Exercise description:
Determine the number of lines in the listing that contain "PREVISIÓN". Write only that number.

Data for the task:

--------------------

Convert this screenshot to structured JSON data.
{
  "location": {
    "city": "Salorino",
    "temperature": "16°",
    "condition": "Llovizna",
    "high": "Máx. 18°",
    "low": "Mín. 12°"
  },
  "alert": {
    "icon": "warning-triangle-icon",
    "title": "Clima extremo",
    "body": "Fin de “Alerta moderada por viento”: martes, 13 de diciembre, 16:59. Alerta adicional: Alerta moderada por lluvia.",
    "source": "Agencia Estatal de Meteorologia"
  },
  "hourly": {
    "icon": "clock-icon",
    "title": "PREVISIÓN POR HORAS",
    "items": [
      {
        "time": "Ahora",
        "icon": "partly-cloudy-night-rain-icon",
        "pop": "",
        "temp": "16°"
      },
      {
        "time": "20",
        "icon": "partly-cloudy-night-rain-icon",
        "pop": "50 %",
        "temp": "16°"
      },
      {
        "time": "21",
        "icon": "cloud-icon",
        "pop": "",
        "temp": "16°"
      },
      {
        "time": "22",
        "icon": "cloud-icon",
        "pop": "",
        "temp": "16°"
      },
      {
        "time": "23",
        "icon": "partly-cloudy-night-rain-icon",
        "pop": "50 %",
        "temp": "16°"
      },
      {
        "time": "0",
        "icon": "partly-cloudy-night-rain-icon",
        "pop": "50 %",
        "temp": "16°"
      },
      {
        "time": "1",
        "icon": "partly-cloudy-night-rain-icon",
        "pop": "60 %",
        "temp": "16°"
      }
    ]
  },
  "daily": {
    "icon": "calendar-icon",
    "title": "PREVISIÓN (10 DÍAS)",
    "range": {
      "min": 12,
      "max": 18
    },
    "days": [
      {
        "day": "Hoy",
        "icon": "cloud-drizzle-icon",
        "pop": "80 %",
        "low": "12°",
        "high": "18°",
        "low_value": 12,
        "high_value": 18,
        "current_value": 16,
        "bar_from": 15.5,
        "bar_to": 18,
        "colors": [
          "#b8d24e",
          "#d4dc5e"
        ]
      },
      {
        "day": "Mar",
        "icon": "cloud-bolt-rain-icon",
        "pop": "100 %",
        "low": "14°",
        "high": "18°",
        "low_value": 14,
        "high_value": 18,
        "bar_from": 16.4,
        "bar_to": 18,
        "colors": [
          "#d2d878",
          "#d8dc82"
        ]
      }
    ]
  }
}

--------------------

Answer to the problem:
2